Indie spotlight focuses on self-publishing and indie authors. When Christie Dao, a Vietnamese-American now based in Singapore, self-published her inspirational book, Actualize Your Dreams, she felt it was important to work with an Asian-American editor. She chose Crystal Watanabe. Here, Christie interviews Crystal.
Crystal Watanabe has loved books all her life. As a child she would hide under the covers to read with a flashlight. It’s no wonder she has a way with words. Her client testimonials cheer in unison. Crystal is an author, editor, blogger, and fansite administrator. She published Yum-Yum Bento Box in 2010 and its sequel, Yum-Yum Bento All Year Round, in 2013, Crystal was invited to the Ender’s Game Los Angeles red carpet premiere to cover her fansite, EnderWiggin.net. There, she interviewed stars many of us dream of meeting including: Harrison Ford (Colonel Graff); Sir Ben Kingsley (Mazer Rackham); Viola Davis (Major Anderson); and Asa Butterfield (Ender Wiggin).
Though writing and winning awards is fun, helping authors to achieve their publishing dreams is Crystal’s dream job. Today Crystal runs Pikko’s House based in Hawaii where she and her small team have edited over 100 books in the last 4 years. She was born and raised in Hawaii, and her diverse worldview has attracted 150 clients globally, both in self-published and traditionally published circles. Crystal edits in all genres, but her area of focus is science fiction and fantasy.
What inspires you?
Great stories inspire me, whether they're true or fictional. I love hearing about the journeys of people and characters.
It’s fascinating to learn how you turned a side project into a more satisfying career as a full-time editor. How does your profession relate to your spiritual practice or other life path?

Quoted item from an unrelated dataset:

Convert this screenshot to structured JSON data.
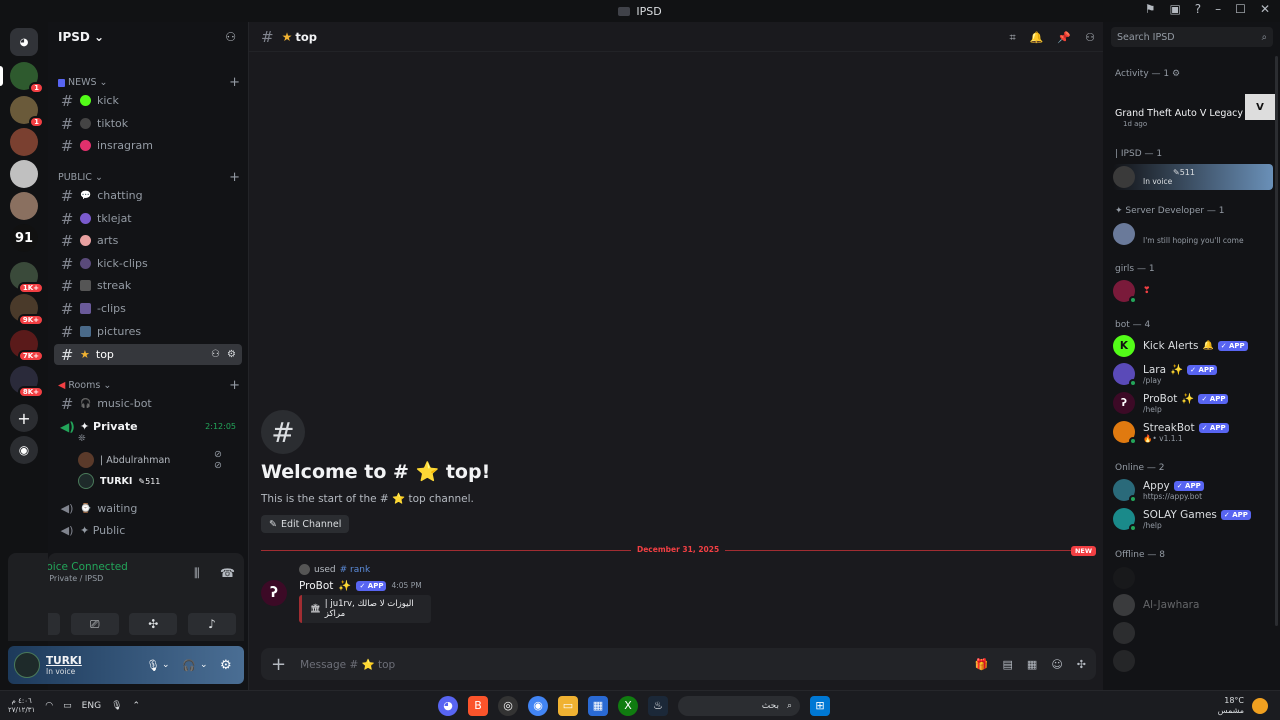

My business has really become such a core part of me. I was previously very listless and lazy, and I felt terrible about myself when I was working in an office. I felt like my degree in English was wasted, and I'm so happy that I can be doing this for a living now.
Can you tell me anything of interesting people you have met during the course of your work?
One of my clients used to be a criminologist, and now she writes fiction for a living. Another of my clients is a first-time author who is a well-known cosplayer. Her design work is astounding, and I can't wait for her book release!
What is the most satisfying part of editing books?
That editors learn about grammar, words, the world, and the written language they specialize in every day while working. Editing is so fulfilling in that way!
What is the most interesting thing about editing that people may not know?
The hardest part is the pressure and fear that you will get things wrong, but this is also one of the best parts because it serves as fantastic motivation for doing your best.
What do you think about the representation of Asian-Americans in the editing community?
I don't know a lot of Asian American editors, but I have two on my staff.
What is it like to work with people with an Asian background?
I don't actually work with a lot of clients with Asian backgrounds, but in my limited experience, it's just like working with any other client. That's probably because overall, I have fantastic clients!
What projects are you working on now?
I'm working on quite a few projects right now including two big fantasy novels and two middle-grade fantasy novels.
What advice do you have for upcoming editors?
Work hard and never put yourself above learning more about your craft. There's always room for improvement.
When I was working with you I always wondered how you gave direct yet awakening feedback so gently. Can you tell me your strategy?
I just try to talk to clients how I'd want to be talked to. I usually want honest feedback, but I don't want it in a rude or contentious way.